Brown, M. G. (1993). Why does total quality fail in two out of three tries? Journal of Quality and Participation, 16(2), 80-89.

Dean, J. W., Jr. & Bowen, D. E. (1994). Management theory and total quality: Improving research and practice through theory development. Academy of Management Review. 19(3), 392-418.

Development Dimensions International, Quality & Productivity Management Association and Industry Week. (1993). TQM: Forging ahead or falling behind? Pittsburgh: Development Dimensions International, Inc.

Easton, G. S. (1993). The 1993 state of U.S. total quality management: a Baldrige examiner's perspective. California Management Review, 35(3), 32-54.

Ernst & Young and the American Quality Foundation. (1993). International quality study: Best practices report. New York: Ernst & Young.

Fisher, T. J. (1992). The impact of quality management on productivity. The International Journal of Quality and Reliability Management, 9(3), 44-52.

Fuchsberg, G. (1992, May 14). Quality programs shows shoddy results. The Wall Street Journal, B1, B9.

General Accounting Office. (1991). U.S. companies improve performance through quality efforts. (NSIAD-91190). Washington, DC: United States General Accounting Office.

Harari, O. (1993, Jan.). Ten reasons why TQM doesn't work. Management Review, 33-38.

Jacob, R. (1993, Oct. 18). TQM: More than a dying fad? Fortune, 66-72.

Larson, P. D. & Sinha, A. (1995, Spring). The TQM impact: A study of quality managers' perceptions. Quality Management Journal, 53-66.

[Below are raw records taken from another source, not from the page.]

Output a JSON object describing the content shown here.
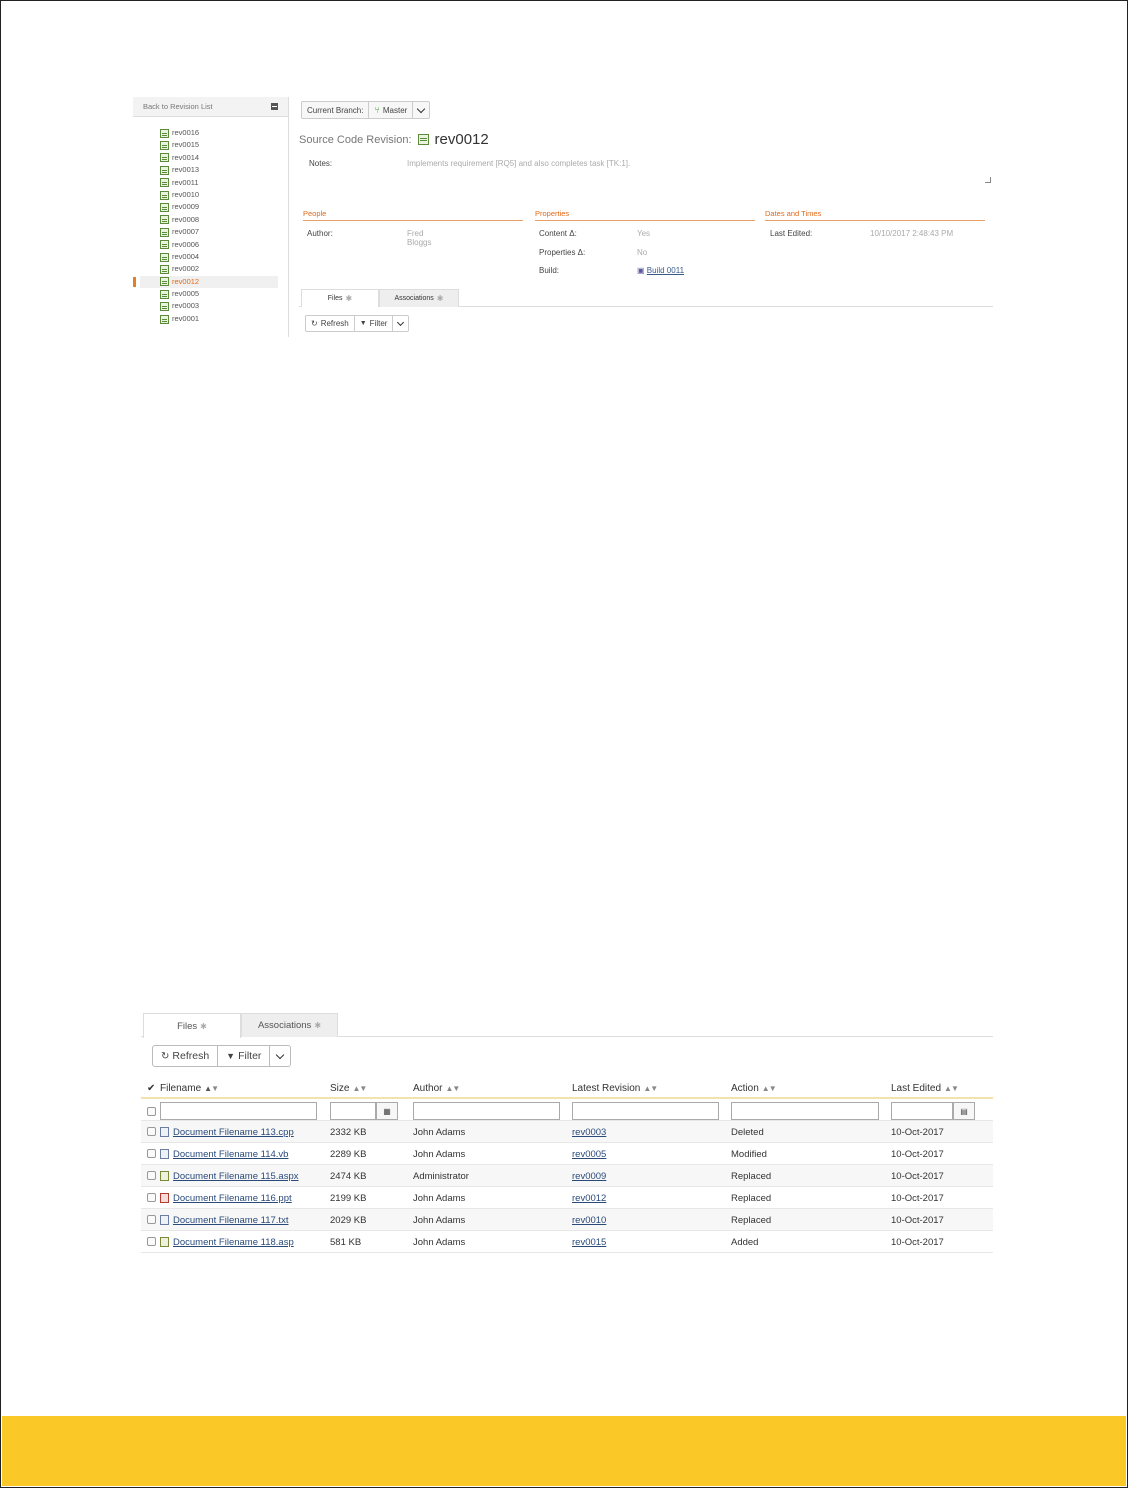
{
  "sidebar": {
    "back_label": "Back to Revision List",
    "revisions": [
      "rev0016",
      "rev0015",
      "rev0014",
      "rev0013",
      "rev0011",
      "rev0010",
      "rev0009",
      "rev0008",
      "rev0007",
      "rev0006",
      "rev0004",
      "rev0002",
      "rev0012",
      "rev0005",
      "rev0003",
      "rev0001"
    ],
    "selected": "rev0012"
  },
  "branch": {
    "label": "Current Branch:",
    "value": "Master"
  },
  "revision": {
    "title_label": "Source Code Revision:",
    "name": "rev0012",
    "notes_label": "Notes:",
    "notes_value": "Implements requirement [RQ5] and also completes task [TK:1]."
  },
  "sections": {
    "people": {
      "title": "People",
      "author_label": "Author:",
      "author_value": "Fred Bloggs"
    },
    "properties": {
      "title": "Properties",
      "content_label": "Content Δ:",
      "content_value": "Yes",
      "props_label": "Properties Δ:",
      "props_value": "No",
      "build_label": "Build:",
      "build_value": "Build 0011"
    },
    "dates": {
      "title": "Dates and Times",
      "last_edited_label": "Last Edited:",
      "last_edited_value": "10/10/2017 2:48:43 PM"
    }
  },
  "tabs": {
    "files": "Files",
    "associations": "Associations"
  },
  "toolbar": {
    "refresh": "Refresh",
    "filter": "Filter"
  },
  "grid": {
    "headers": {
      "filename": "Filename",
      "size": "Size",
      "author": "Author",
      "latest_revision": "Latest Revision",
      "action": "Action",
      "last_edited": "Last Edited"
    },
    "rows": [
      {
        "filename": "Document Filename 113.cpp",
        "icon": "cpp-file-icon",
        "size": "2332 KB",
        "author": "John Adams",
        "revision": "rev0003",
        "action": "Deleted",
        "edited": "10-Oct-2017"
      },
      {
        "filename": "Document Filename 114.vb",
        "icon": "vb-file-icon",
        "size": "2289 KB",
        "author": "John Adams",
        "revision": "rev0005",
        "action": "Modified",
        "edited": "10-Oct-2017"
      },
      {
        "filename": "Document Filename 115.aspx",
        "icon": "aspx-file-icon",
        "size": "2474 KB",
        "author": "Administrator",
        "revision": "rev0009",
        "action": "Replaced",
        "edited": "10-Oct-2017"
      },
      {
        "filename": "Document Filename 116.ppt",
        "icon": "ppt-file-icon",
        "size": "2199 KB",
        "author": "John Adams",
        "revision": "rev0012",
        "action": "Replaced",
        "edited": "10-Oct-2017"
      },
      {
        "filename": "Document Filename 117.txt",
        "icon": "txt-file-icon",
        "size": "2029 KB",
        "author": "John Adams",
        "revision": "rev0010",
        "action": "Replaced",
        "edited": "10-Oct-2017"
      },
      {
        "filename": "Document Filename 118.asp",
        "icon": "asp-file-icon",
        "size": "581 KB",
        "author": "John Adams",
        "revision": "rev0015",
        "action": "Added",
        "edited": "10-Oct-2017"
      }
    ]
  },
  "colors": {
    "accent_orange": "#e06a1a",
    "footer_yellow": "#fbc927",
    "link_blue": "#2a4a7a"
  }
}
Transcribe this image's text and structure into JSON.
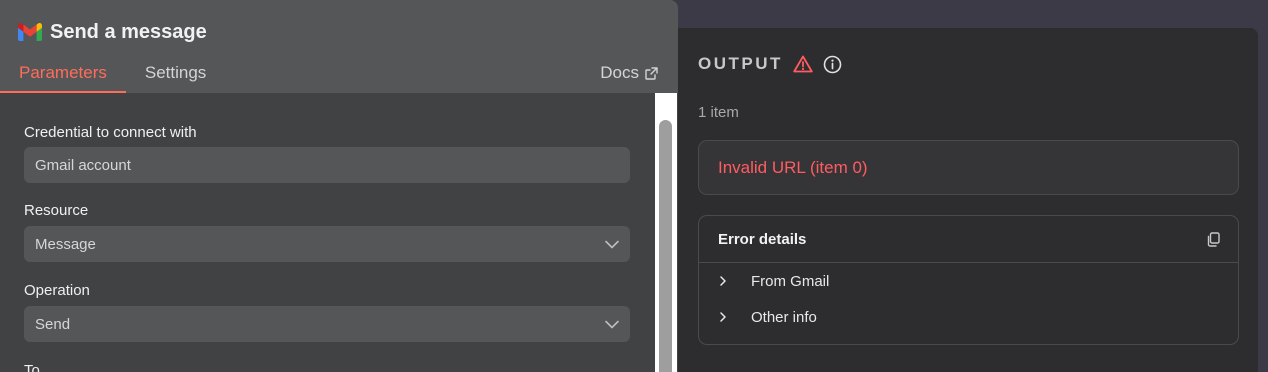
{
  "node": {
    "title": "Send a message",
    "tabs": [
      {
        "label": "Parameters",
        "active": true
      },
      {
        "label": "Settings",
        "active": false
      }
    ],
    "docs_label": "Docs"
  },
  "form": {
    "credential": {
      "label": "Credential to connect with",
      "value": "Gmail account"
    },
    "resource": {
      "label": "Resource",
      "value": "Message"
    },
    "operation": {
      "label": "Operation",
      "value": "Send"
    },
    "to": {
      "label": "To"
    }
  },
  "output": {
    "title": "OUTPUT",
    "item_count": "1 item",
    "error_message": "Invalid URL (item 0)",
    "details": {
      "title": "Error details",
      "rows": [
        {
          "label": "From Gmail"
        },
        {
          "label": "Other info"
        }
      ]
    }
  },
  "colors": {
    "accent": "#ff6d5a",
    "error": "#ff5c62",
    "left_panel_bg": "#414244",
    "right_panel_bg": "#2d2d2f"
  },
  "icons": [
    "gmail-logo",
    "external-link-icon",
    "chevron-down-icon",
    "warning-icon",
    "info-icon",
    "copy-icon",
    "chevron-right-icon"
  ]
}
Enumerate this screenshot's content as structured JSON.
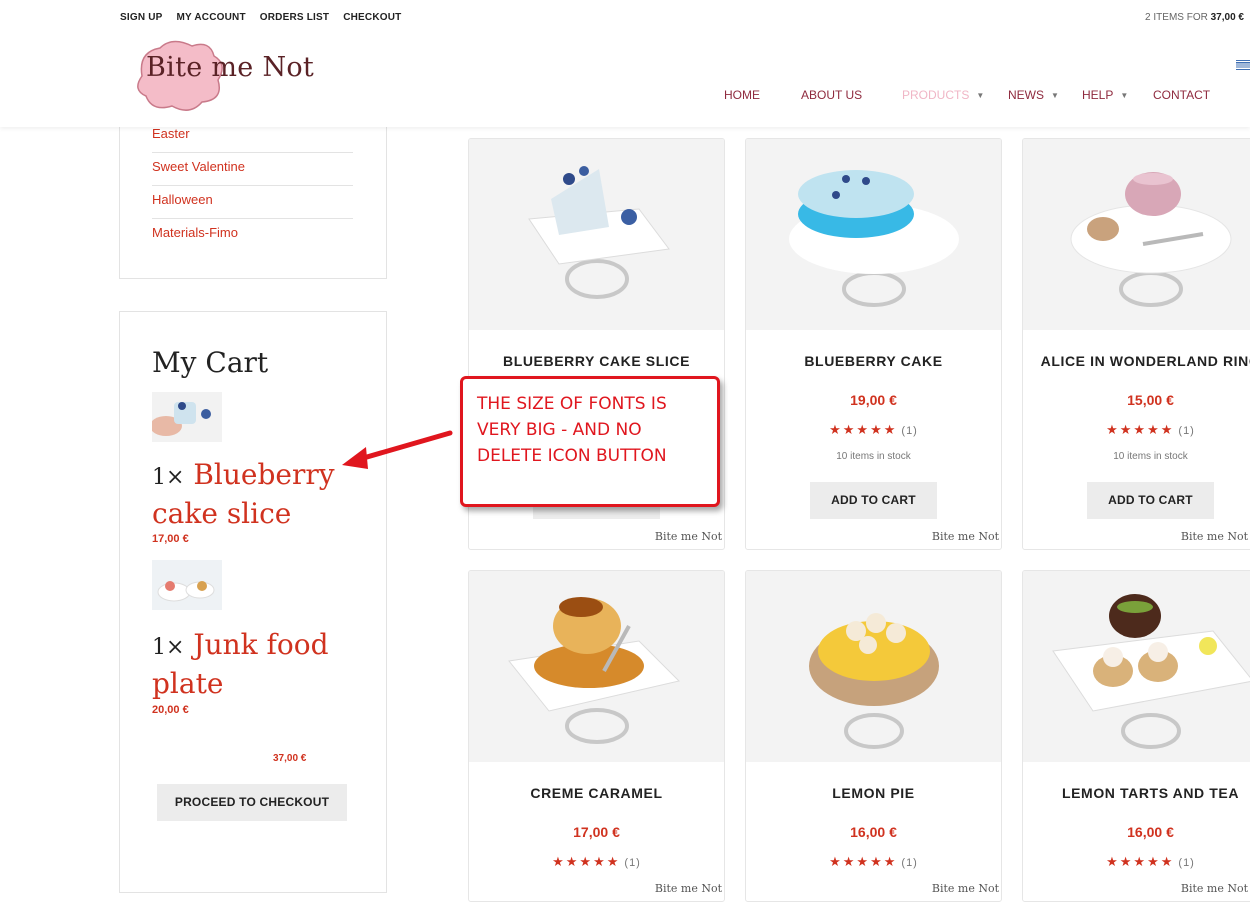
{
  "topbar": {
    "links": [
      "SIGN UP",
      "MY ACCOUNT",
      "ORDERS LIST",
      "CHECKOUT"
    ],
    "cart_summary_prefix": "2 ITEMS FOR",
    "cart_summary_total": "37,00 €"
  },
  "logo": {
    "text": "Bite me Not"
  },
  "nav": {
    "items": [
      {
        "label": "HOME"
      },
      {
        "label": "ABOUT US"
      },
      {
        "label": "PRODUCTS",
        "active": true
      },
      {
        "label": "NEWS"
      },
      {
        "label": "HELP"
      },
      {
        "label": "CONTACT"
      }
    ]
  },
  "categories": [
    "Easter",
    "Sweet Valentine",
    "Halloween",
    "Materials-Fimo"
  ],
  "cart": {
    "title": "My Cart",
    "items": [
      {
        "qty": "1×",
        "name": "Blueberry cake slice",
        "price": "17,00 €"
      },
      {
        "qty": "1×",
        "name": "Junk food plate",
        "price": "20,00 €"
      }
    ],
    "total": "37,00 €",
    "checkout_label": "PROCEED TO CHECKOUT"
  },
  "products": [
    {
      "title": "BLUEBERRY CAKE SLICE",
      "price": "",
      "rating": "",
      "stock": "",
      "button": ""
    },
    {
      "title": "BLUEBERRY CAKE",
      "price": "19,00 €",
      "rating": "(1)",
      "stock": "10 items in stock",
      "button": "ADD TO CART"
    },
    {
      "title": "ALICE IN WONDERLAND RING",
      "price": "15,00 €",
      "rating": "(1)",
      "stock": "10 items in stock",
      "button": "ADD TO CART"
    },
    {
      "title": "CREME CARAMEL",
      "price": "17,00 €",
      "rating": "(1)"
    },
    {
      "title": "LEMON PIE",
      "price": "16,00 €",
      "rating": "(1)"
    },
    {
      "title": "LEMON TARTS AND TEA",
      "price": "16,00 €",
      "rating": "(1)"
    }
  ],
  "product_stars": "★★★★★",
  "watermark": "Bite me Not",
  "annotation": {
    "text": "THE SIZE OF FONTS IS VERY BIG - AND NO DELETE ICON BUTTON"
  },
  "colors": {
    "accent": "#d0321f",
    "nav": "#8f2a3e",
    "nav_active": "#f0b6c6",
    "annotation": "#e0161e"
  }
}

Mann, R. & Kehoe, D. (1994). An evaluation of the effects of quality improvement activities on business performance. The International Journal of Quality and Reliability Management, 11(4), 29-44.

Nadkarni, R. A. (1995, Nov.). A not-so-secret recipe for successful TQM. Quality progress, 91-96.

Plimpton, A. P., Kalinowski, J. G., Abou El-enein, G., & Shin, D. (1996, March). Assessing the impact of total quality management on performance - a recent review of literature. The Proceedings of The 1996 Conference of The Midwest Business Administration Society, 69-75.

Salegna, G. & Fazel, F. (1995). An integrative framework for developing and evaluating a TQM implementation plan. Quality Management Journal, 73-84.

Saraph, J. V., Benson, P. G., & Schroeder, R. G. (1989). An instrument for measuring the critical factors of quality management. Decision Sciences. 810-829.

Sitkin, S. B., Sutcliffe, K. M., & Schroeder, R. G. (1994). Distinguishing control from learning in total quality management: A contingency perspective. Academy of Management Review, 19(3), 537-564.

The Malcolm Baldrige National Quality Award 1995 Criteria, National Institute of Standards and Technology, Gaithersburg, MD.

Wilkinson, A., Redman, T., & Shape, E. (1995, Winter). New patterns of quality management in the United Kingdom. Quality Management Journal, 37-49.

Dr. Shin's teaching and research interests include production and operations management, quality management, JIT manufacturing, and management science; he chairs the Management Department. Dr. Kalinowski, a member of the Academy of Management and Decision Science Institute, researches strategic management, quality-related initiatives, and executive succession. Dr. Elenein, who is Dean of his university's College of Business, is also a member of the Academy of Management, the Decision Sciences Institute, and the North American Case Research Association.
Gale Copyright:
Copyright 1998 Gale, Cengage Learning. All rights reserved.